Records supplied Start Marker

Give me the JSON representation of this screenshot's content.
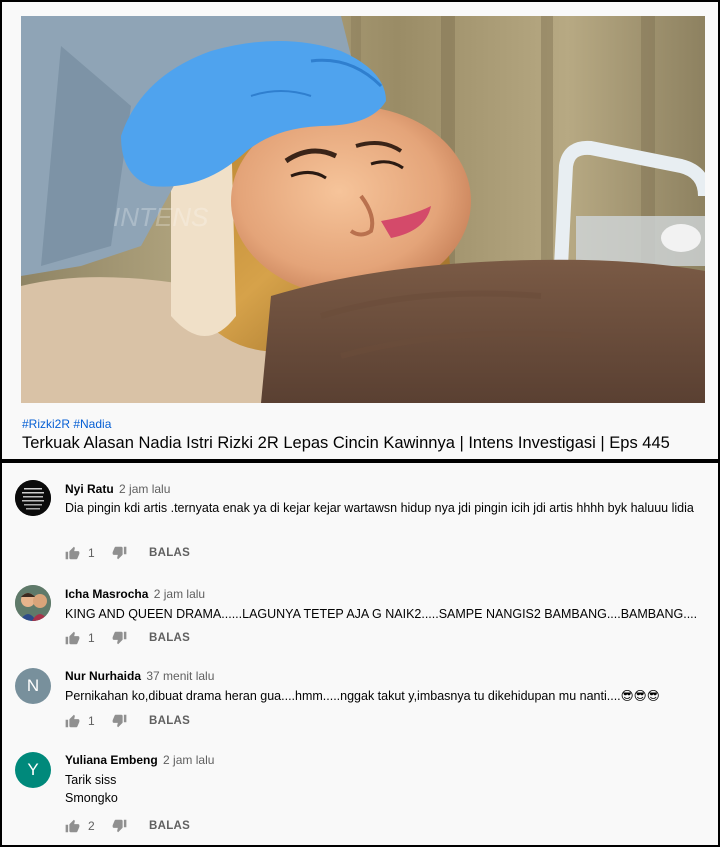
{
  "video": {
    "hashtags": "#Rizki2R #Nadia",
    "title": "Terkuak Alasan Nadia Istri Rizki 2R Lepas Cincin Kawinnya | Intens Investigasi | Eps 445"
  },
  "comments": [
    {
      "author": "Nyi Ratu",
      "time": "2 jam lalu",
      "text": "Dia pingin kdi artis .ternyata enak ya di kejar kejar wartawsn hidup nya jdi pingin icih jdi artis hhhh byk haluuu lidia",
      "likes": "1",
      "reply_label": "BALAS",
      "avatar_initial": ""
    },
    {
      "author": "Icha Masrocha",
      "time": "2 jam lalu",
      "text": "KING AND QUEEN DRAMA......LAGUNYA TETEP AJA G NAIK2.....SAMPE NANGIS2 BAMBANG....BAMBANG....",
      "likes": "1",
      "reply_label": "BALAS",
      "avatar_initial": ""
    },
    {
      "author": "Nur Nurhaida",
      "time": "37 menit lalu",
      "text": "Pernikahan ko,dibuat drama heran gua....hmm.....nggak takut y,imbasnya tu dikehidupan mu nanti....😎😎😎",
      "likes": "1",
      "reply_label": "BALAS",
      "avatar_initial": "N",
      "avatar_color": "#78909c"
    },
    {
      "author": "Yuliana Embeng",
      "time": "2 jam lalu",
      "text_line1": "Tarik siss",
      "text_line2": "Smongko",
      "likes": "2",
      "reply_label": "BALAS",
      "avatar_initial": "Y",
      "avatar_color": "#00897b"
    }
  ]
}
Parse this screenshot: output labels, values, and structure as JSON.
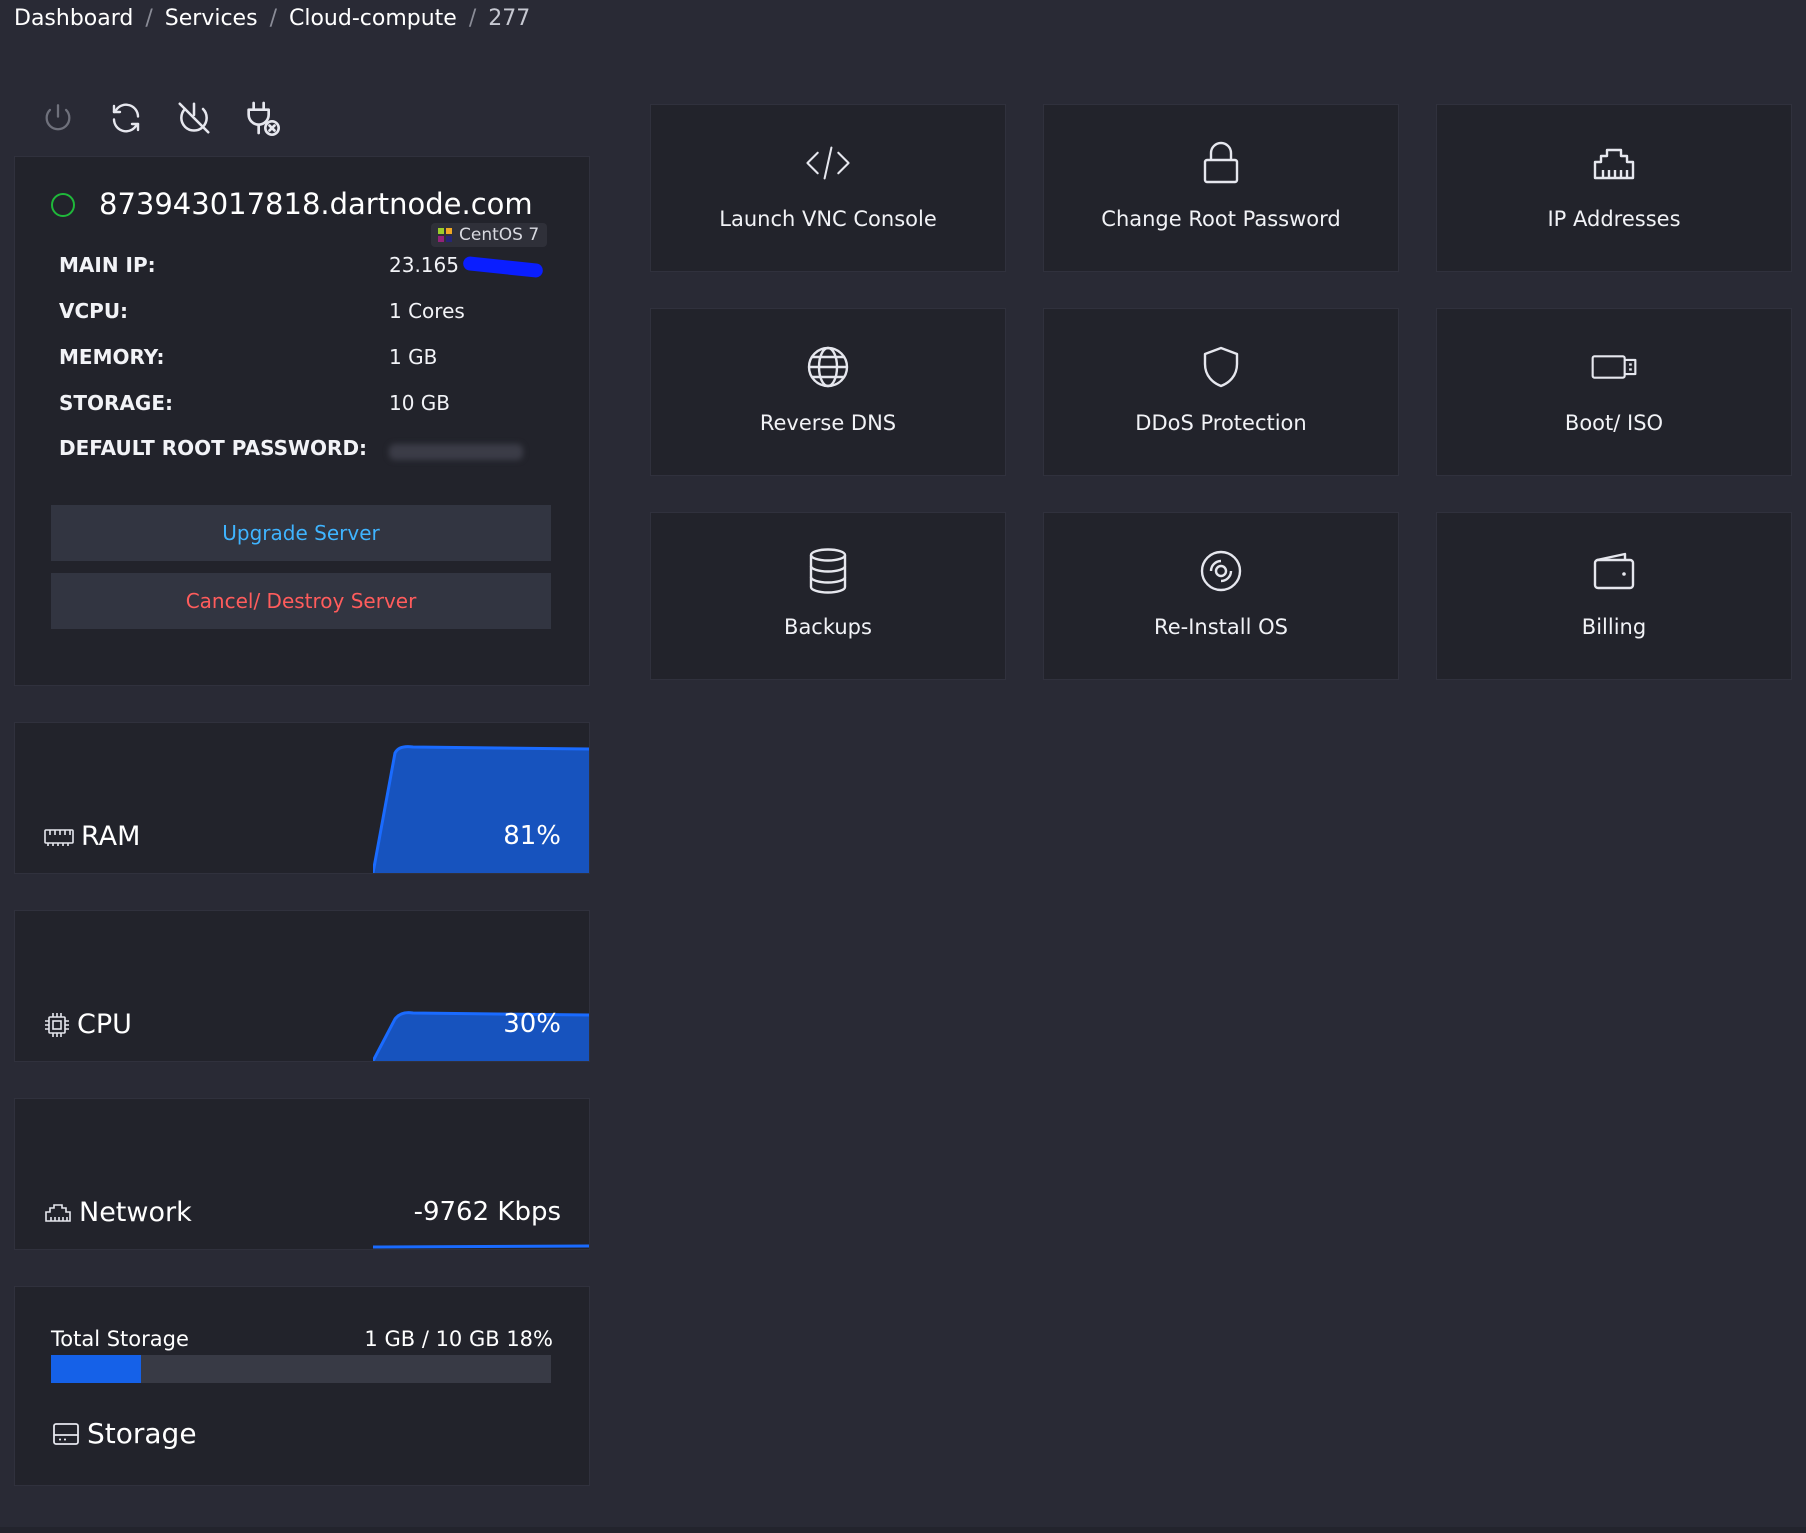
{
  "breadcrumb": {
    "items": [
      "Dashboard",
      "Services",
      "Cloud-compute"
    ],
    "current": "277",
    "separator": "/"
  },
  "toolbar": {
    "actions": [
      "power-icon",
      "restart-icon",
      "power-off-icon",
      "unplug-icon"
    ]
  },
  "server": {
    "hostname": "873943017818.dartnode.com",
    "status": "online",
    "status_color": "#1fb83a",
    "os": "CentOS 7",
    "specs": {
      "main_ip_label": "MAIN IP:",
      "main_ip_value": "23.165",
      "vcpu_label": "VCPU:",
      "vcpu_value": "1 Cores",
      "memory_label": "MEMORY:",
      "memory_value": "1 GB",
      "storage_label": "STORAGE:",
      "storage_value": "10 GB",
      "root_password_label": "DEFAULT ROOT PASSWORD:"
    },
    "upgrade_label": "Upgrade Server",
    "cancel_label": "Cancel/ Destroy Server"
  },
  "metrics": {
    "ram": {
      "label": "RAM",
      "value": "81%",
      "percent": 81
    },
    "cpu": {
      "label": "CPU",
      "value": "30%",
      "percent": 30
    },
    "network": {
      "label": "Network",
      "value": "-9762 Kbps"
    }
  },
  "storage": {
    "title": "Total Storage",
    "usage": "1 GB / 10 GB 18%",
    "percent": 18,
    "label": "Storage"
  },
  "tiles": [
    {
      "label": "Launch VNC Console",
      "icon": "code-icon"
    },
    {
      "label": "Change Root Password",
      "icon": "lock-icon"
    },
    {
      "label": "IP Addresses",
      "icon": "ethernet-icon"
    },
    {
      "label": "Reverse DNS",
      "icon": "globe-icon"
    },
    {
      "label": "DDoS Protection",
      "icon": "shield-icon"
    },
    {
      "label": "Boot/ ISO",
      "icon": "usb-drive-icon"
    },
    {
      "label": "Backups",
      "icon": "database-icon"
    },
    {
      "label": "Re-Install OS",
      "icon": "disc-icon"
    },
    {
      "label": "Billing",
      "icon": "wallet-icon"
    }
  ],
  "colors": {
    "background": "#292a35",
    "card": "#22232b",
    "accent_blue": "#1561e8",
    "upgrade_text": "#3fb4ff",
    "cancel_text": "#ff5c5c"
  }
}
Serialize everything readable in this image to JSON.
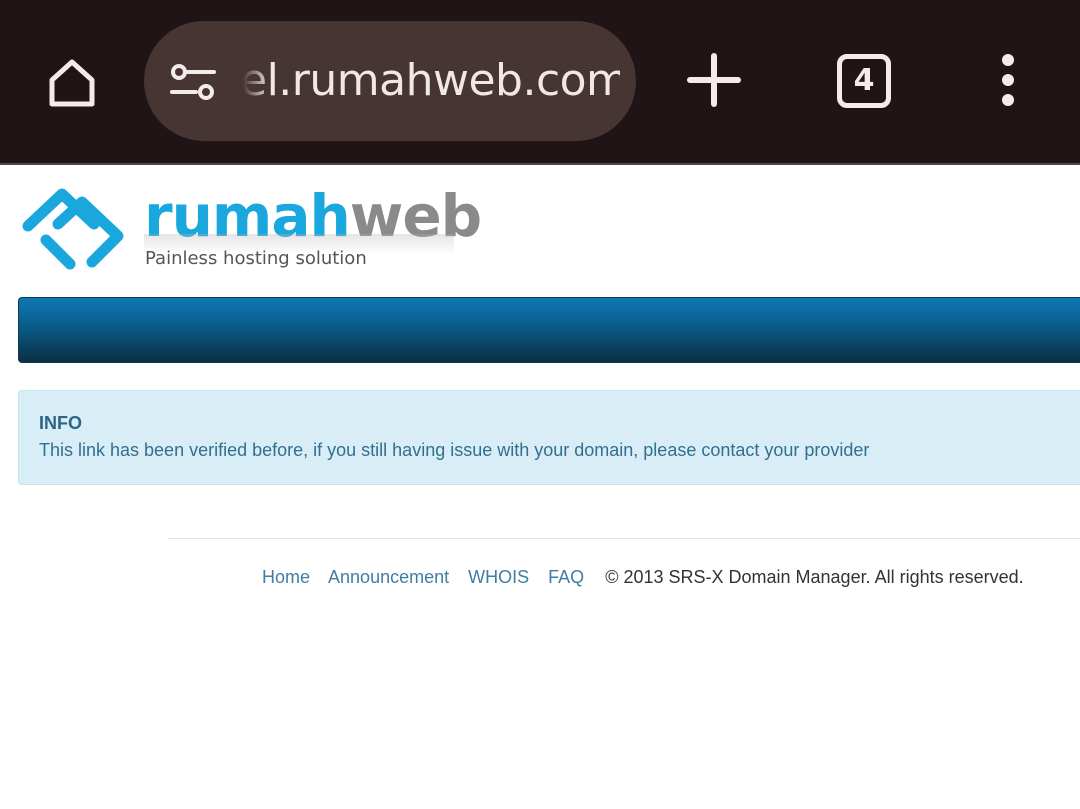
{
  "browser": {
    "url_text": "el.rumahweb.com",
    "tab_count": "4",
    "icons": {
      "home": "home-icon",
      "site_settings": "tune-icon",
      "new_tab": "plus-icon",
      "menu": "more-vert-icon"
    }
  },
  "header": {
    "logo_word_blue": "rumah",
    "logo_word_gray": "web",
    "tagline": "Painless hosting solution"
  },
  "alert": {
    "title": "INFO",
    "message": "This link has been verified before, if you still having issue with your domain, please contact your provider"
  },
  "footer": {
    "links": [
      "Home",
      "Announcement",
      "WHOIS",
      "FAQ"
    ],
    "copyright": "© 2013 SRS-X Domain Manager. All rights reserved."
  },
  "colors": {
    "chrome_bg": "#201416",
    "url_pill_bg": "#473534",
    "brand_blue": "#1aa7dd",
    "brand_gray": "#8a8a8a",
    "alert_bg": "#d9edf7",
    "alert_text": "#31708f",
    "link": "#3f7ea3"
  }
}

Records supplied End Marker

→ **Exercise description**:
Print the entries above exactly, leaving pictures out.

→ **Output of the exercise**:
Give me the JSON representation of this screenshot's content.
{
  "video": {
    "hashtags": "#Rizki2R #Nadia",
    "title": "Terkuak Alasan Nadia Istri Rizki 2R Lepas Cincin Kawinnya | Intens Investigasi | Eps 445"
  },
  "comments": [
    {
      "author": "Nyi Ratu",
      "time": "2 jam lalu",
      "text": "Dia pingin kdi artis .ternyata enak ya di kejar kejar wartawsn hidup nya jdi pingin icih jdi artis hhhh byk haluuu lidia",
      "likes": "1",
      "reply_label": "BALAS",
      "avatar_initial": ""
    },
    {
      "author": "Icha Masrocha",
      "time": "2 jam lalu",
      "text": "KING AND QUEEN DRAMA......LAGUNYA TETEP AJA G NAIK2.....SAMPE NANGIS2 BAMBANG....BAMBANG....",
      "likes": "1",
      "reply_label": "BALAS",
      "avatar_initial": ""
    },
    {
      "author": "Nur Nurhaida",
      "time": "37 menit lalu",
      "text": "Pernikahan ko,dibuat drama heran gua....hmm.....nggak takut y,imbasnya tu dikehidupan mu nanti....😎😎😎",
      "likes": "1",
      "reply_label": "BALAS",
      "avatar_initial": "N",
      "avatar_color": "#78909c"
    },
    {
      "author": "Yuliana Embeng",
      "time": "2 jam lalu",
      "text_line1": "Tarik siss",
      "text_line2": "Smongko",
      "likes": "2",
      "reply_label": "BALAS",
      "avatar_initial": "Y",
      "avatar_color": "#00897b"
    }
  ]
}
Parse this screenshot: output labels, values, and structure as JSON.
{
  "breadcrumb": {
    "items": [
      "Dashboard",
      "Services",
      "Cloud-compute"
    ],
    "current": "277",
    "separator": "/"
  },
  "toolbar": {
    "actions": [
      "power-icon",
      "restart-icon",
      "power-off-icon",
      "unplug-icon"
    ]
  },
  "server": {
    "hostname": "873943017818.dartnode.com",
    "status": "online",
    "status_color": "#1fb83a",
    "os": "CentOS 7",
    "specs": {
      "main_ip_label": "MAIN IP:",
      "main_ip_value": "23.165",
      "vcpu_label": "VCPU:",
      "vcpu_value": "1 Cores",
      "memory_label": "MEMORY:",
      "memory_value": "1 GB",
      "storage_label": "STORAGE:",
      "storage_value": "10 GB",
      "root_password_label": "DEFAULT ROOT PASSWORD:"
    },
    "upgrade_label": "Upgrade Server",
    "cancel_label": "Cancel/ Destroy Server"
  },
  "metrics": {
    "ram": {
      "label": "RAM",
      "value": "81%",
      "percent": 81
    },
    "cpu": {
      "label": "CPU",
      "value": "30%",
      "percent": 30
    },
    "network": {
      "label": "Network",
      "value": "-9762 Kbps"
    }
  },
  "storage": {
    "title": "Total Storage",
    "usage": "1 GB / 10 GB 18%",
    "percent": 18,
    "label": "Storage"
  },
  "tiles": [
    {
      "label": "Launch VNC Console",
      "icon": "code-icon"
    },
    {
      "label": "Change Root Password",
      "icon": "lock-icon"
    },
    {
      "label": "IP Addresses",
      "icon": "ethernet-icon"
    },
    {
      "label": "Reverse DNS",
      "icon": "globe-icon"
    },
    {
      "label": "DDoS Protection",
      "icon": "shield-icon"
    },
    {
      "label": "Boot/ ISO",
      "icon": "usb-drive-icon"
    },
    {
      "label": "Backups",
      "icon": "database-icon"
    },
    {
      "label": "Re-Install OS",
      "icon": "disc-icon"
    },
    {
      "label": "Billing",
      "icon": "wallet-icon"
    }
  ],
  "colors": {
    "background": "#292a35",
    "card": "#22232b",
    "accent_blue": "#1561e8",
    "upgrade_text": "#3fb4ff",
    "cancel_text": "#ff5c5c"
  }
}
Serialize everything readable in this image to JSON.
{
  "browser": {
    "url_text": "el.rumahweb.com",
    "tab_count": "4",
    "icons": {
      "home": "home-icon",
      "site_settings": "tune-icon",
      "new_tab": "plus-icon",
      "menu": "more-vert-icon"
    }
  },
  "header": {
    "logo_word_blue": "rumah",
    "logo_word_gray": "web",
    "tagline": "Painless hosting solution"
  },
  "alert": {
    "title": "INFO",
    "message": "This link has been verified before, if you still having issue with your domain, please contact your provider"
  },
  "footer": {
    "links": [
      "Home",
      "Announcement",
      "WHOIS",
      "FAQ"
    ],
    "copyright": "© 2013 SRS-X Domain Manager. All rights reserved."
  },
  "colors": {
    "chrome_bg": "#201416",
    "url_pill_bg": "#473534",
    "brand_blue": "#1aa7dd",
    "brand_gray": "#8a8a8a",
    "alert_bg": "#d9edf7",
    "alert_text": "#31708f",
    "link": "#3f7ea3"
  }
}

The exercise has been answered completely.